You might have been hearing a lot about a technology called Hyperloop in the news lately – a super-fast transportation system that could make long cross-country train journeys a thing of the past.
The Hyperloop system is a concept proposed by technology entrepreneur Elon Musk, whereby trains can travel at supersonic speeds up to 800mph (1,300km/h) using reduced pressure tubes. Pressurised capsule pods (the train carriages) ride on an air cushion in steel tubes driven by linear induction motors and air compressors, which allows them to go faster than current trains.
However, before Musk highlighted the technology in 2012, it was originally conceptualised and prototyped by American inventor Alfred Beach in the 19th century, and continues to be researched in the hope that it will eventually be commercially and technically viable.
However, Musk is not interested in commercialising the technology all by himself, so instead several startups are working on different methods to make it work, and Musk's private space company Space X is holding a competition to encourage engineers and students to design and develop prototype pods that can be be tested on SpaceX's Hyperloop test track in California.

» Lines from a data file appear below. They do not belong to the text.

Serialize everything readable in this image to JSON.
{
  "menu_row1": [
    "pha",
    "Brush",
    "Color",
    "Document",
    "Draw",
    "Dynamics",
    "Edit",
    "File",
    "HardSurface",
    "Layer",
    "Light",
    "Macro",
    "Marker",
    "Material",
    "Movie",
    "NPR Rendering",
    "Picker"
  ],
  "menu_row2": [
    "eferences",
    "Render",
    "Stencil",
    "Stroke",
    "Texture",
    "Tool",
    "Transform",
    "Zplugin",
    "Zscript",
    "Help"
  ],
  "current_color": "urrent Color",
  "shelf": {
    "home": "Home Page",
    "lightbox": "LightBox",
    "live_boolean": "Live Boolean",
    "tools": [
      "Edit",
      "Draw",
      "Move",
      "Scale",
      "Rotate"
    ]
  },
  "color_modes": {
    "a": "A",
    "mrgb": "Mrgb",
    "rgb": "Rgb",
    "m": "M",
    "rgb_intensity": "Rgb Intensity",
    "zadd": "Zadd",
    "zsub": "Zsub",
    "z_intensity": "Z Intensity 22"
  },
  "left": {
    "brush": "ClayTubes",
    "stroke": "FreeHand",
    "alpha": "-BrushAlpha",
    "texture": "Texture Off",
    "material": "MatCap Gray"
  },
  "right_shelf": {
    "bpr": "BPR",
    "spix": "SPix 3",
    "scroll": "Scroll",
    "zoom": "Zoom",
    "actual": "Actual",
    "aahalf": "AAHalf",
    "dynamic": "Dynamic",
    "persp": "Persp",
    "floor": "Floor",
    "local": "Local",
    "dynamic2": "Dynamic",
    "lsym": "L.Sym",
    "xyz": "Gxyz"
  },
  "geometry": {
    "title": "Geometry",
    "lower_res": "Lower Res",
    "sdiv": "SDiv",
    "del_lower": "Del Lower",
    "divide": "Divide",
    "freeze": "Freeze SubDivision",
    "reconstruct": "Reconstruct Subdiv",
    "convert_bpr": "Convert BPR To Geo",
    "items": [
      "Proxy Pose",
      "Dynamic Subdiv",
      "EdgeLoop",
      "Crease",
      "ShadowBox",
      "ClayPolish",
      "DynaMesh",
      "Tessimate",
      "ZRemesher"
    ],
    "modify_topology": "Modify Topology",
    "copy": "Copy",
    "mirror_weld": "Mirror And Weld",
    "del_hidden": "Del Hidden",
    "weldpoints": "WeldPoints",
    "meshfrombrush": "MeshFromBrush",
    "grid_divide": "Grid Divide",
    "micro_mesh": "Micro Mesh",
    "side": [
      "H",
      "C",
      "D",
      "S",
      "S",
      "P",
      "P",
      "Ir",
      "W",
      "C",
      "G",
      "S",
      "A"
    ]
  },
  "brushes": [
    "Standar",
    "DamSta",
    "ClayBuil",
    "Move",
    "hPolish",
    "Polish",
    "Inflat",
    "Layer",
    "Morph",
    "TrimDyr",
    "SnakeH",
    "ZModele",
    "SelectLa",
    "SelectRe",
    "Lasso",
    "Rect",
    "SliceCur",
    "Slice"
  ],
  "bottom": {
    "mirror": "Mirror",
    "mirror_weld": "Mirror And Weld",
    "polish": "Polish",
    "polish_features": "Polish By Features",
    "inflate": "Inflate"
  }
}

So what are the differences between all the Hyperloop technologies and how do they work? IBTimes UK explains:
Hyperloop One – Musk's "air cushion" concept
Hyperloop One is a startup trying to develop a superfast route between Los Angeles and Las Vegas with a team of over 100 engineers working on the technology and has raised over $35m (£24m) in working capital.
Hyperloop One aims to commercialise the open source Hyperloop design created by Tesla and SpaceX engineers. Several people who work for or have worked for Musk in the past are co-founders. The design involves using air bearings to create an air cushion, similar to the way an air hockey puck floats, except that propulsion comes from jets of air being expelled from the puck.
In order to generate the air, the capsule pod travels through the tube at a high speed to generate the air needed, while at the same time an electric air compressor in the front of the capsule pumps air to the back of the capsule.
On 11 May, Hyperloop One conducted its first public high speed propulsion test on a 1.9-mile-long test track in the Nevada Desert, demonstrating that a lightweight aluminium sled could travel 100mph in just 2 seconds.
Bullet train technology – Magnetic levitation
Today, high-speed bullet trains in Germany, Japan and China make use of a technology known as magnetic levitation (maglev), whereby electricity is used to chill superconducting electro-magnet beneath the train cars to super cold temperatures so that they cause trains to hover above the tracks and propel the trains forward.
At the same time, two separate sets of electromagnetic coils in the track control levitation and propulsion by interacting with the magnets under the train car. By removing friction between the train and the track, the train can go much faster than before, and the current world record speed stands at 581km/h.
Hyperloop Transportation Technologies – Passive magnetic levitation
Hyperloop Transportation Technologies (HTT) is a startup made up of 500 part-time engineers across the US keen to develop routes other than from Los Angeles to Las Vegas. On 9 May, HTT announced that it had licensed a new technology known as passive magnetic levitation to make Hyperloop work.
Unlike maglev, passive magnetic levitation does not require superconducting magnets of powered electromagnets, so it does not require complex and expensive infrastructure upgrades. Instead, the technology works by using powerful permanent room temperature magnets.
The Inductrack system features train cars that have flat rectangular magnetic bars underneath them known as the Halbach array. The magnets are arranged in a special pattern whereby the magnetic orientation of each bar is at right angles to the orientations of the adjacent bars, and when the bars are placed in this configuration, the magnetic field lines combine to produce a very strong field below the array of magnets.
In order to get the train to move, the magnets in the Halbach arrays induce currents in the coils of insulated wire that have been embedded into the track. This generates an electromagnetic field repelling the magnets that causes the train to levitate above the tracks. However, at the moment, the levitation only works if the train is moving slowly.